Honestly? I want the career that Joanna Penn has. I think she's a super-smart and savvy business woman. I love her nonfiction books. I like her podcast...though I have to listen only occasionally, as it makes me feel a little frantic. Like I'm crawling along while she and her guests are sprinting miles ahead of me.
“The human ego prefers anything, just about anything, to falling, or changing, or dying. The ego is that part of you that loves the status quo – even when it's not working. It attaches to past and present and fears the future.”Boiling things down to the basics, I have two choices.
― Richard Rohr,
Choice A: Give up
Choice B: Keep going
I've tried giving up. For over a year after getting a full-time, corporate job, I resisted writing anything except in my journal. I told myself over and over again that I was free from that burden, that I didn't need to do anything above and beyond my regular, everyday life. That I was a "regular person," now, and could just rest and relax when I wasn't at work.
And then I got really depressed.
Instead of freedom, I felt deep sadness and emptiness. Instead of lightness in my spirit, I felt haunted. Instead of restfulness, I felt dull and half-asleep.

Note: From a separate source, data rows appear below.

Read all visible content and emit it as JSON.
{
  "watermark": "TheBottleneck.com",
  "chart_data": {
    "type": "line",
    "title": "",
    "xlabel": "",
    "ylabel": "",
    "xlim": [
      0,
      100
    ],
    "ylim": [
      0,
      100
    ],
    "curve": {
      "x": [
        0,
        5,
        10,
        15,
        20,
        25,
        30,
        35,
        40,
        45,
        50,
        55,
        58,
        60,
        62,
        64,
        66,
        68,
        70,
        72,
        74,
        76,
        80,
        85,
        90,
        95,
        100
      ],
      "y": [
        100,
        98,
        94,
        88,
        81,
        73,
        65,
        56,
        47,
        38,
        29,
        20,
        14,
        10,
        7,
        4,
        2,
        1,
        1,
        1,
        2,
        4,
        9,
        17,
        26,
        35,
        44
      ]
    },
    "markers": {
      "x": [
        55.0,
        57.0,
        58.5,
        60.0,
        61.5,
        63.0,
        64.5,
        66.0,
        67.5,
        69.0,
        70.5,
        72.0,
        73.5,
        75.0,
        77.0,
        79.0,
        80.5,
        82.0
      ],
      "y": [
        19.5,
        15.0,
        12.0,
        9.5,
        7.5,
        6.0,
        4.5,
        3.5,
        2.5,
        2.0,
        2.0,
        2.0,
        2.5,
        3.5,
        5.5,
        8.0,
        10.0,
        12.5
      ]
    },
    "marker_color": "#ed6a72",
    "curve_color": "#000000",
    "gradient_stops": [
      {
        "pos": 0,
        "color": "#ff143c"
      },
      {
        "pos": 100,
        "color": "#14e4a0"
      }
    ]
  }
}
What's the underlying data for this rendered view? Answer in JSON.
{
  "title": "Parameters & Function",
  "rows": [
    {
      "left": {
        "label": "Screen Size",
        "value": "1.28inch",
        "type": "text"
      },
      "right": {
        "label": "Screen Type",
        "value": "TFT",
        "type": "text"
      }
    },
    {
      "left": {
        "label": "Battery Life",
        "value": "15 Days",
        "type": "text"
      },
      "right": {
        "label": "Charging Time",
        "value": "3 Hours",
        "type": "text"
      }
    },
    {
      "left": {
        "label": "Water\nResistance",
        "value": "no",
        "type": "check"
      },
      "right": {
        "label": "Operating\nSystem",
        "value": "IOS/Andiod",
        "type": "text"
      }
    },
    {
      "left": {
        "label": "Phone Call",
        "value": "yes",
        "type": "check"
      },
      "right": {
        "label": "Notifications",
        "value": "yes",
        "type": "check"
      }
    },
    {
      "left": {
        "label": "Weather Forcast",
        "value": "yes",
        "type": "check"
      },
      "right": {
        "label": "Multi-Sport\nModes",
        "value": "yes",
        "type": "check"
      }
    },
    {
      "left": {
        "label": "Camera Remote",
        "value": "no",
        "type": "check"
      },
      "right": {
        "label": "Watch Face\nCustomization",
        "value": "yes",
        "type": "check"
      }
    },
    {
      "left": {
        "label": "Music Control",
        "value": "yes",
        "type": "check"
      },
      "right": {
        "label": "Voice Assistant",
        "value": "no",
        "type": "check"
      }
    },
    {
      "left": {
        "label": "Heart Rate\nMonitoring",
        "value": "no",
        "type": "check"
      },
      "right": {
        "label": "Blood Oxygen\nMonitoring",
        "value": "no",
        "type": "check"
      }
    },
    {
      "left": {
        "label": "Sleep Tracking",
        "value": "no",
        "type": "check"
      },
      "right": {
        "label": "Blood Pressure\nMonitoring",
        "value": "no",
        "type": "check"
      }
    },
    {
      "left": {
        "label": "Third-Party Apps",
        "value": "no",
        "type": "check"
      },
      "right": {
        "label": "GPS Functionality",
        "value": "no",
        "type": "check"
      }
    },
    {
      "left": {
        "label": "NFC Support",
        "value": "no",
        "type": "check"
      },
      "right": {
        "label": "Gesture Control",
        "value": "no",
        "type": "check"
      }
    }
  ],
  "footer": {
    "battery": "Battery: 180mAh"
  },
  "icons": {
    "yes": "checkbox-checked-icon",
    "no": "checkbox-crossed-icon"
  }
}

It was like I was on a treadmill: going through the motions of life, but not really open and present, not really aware of everything around me. Head down. Nose to the grindstone. Don't look up.
But when I'm doing the writing work I'm meant to? When I'm writing and living my dream (albeit without the accompanying success)? I feel fulfilled. My spirit is more at ease, sparks fly and my world feels right.
Creativity is ingrained in me. Creativity is what I'm here on earth to share. Keeping it bottled up and on the shelf hurts me...and others who might have gotten something from whatever it was I refused to share.
It still hurts though. It hurts to spend hours and hours of time on something, only to have it fall flat. It hurts to have others refer to my work as a "little hobby," when it is something so much more to me. It hurts to constantly try to affirm my worth as a writer in a very noisy, very crowded world of creatives.
What is the alternative though? To tamp it down. To deny my dream. To be untrue to myself and my creative spirit. Those aren't alternatives that I'm willing to explore anymore.
Better to keep failing and failing again, then to give up.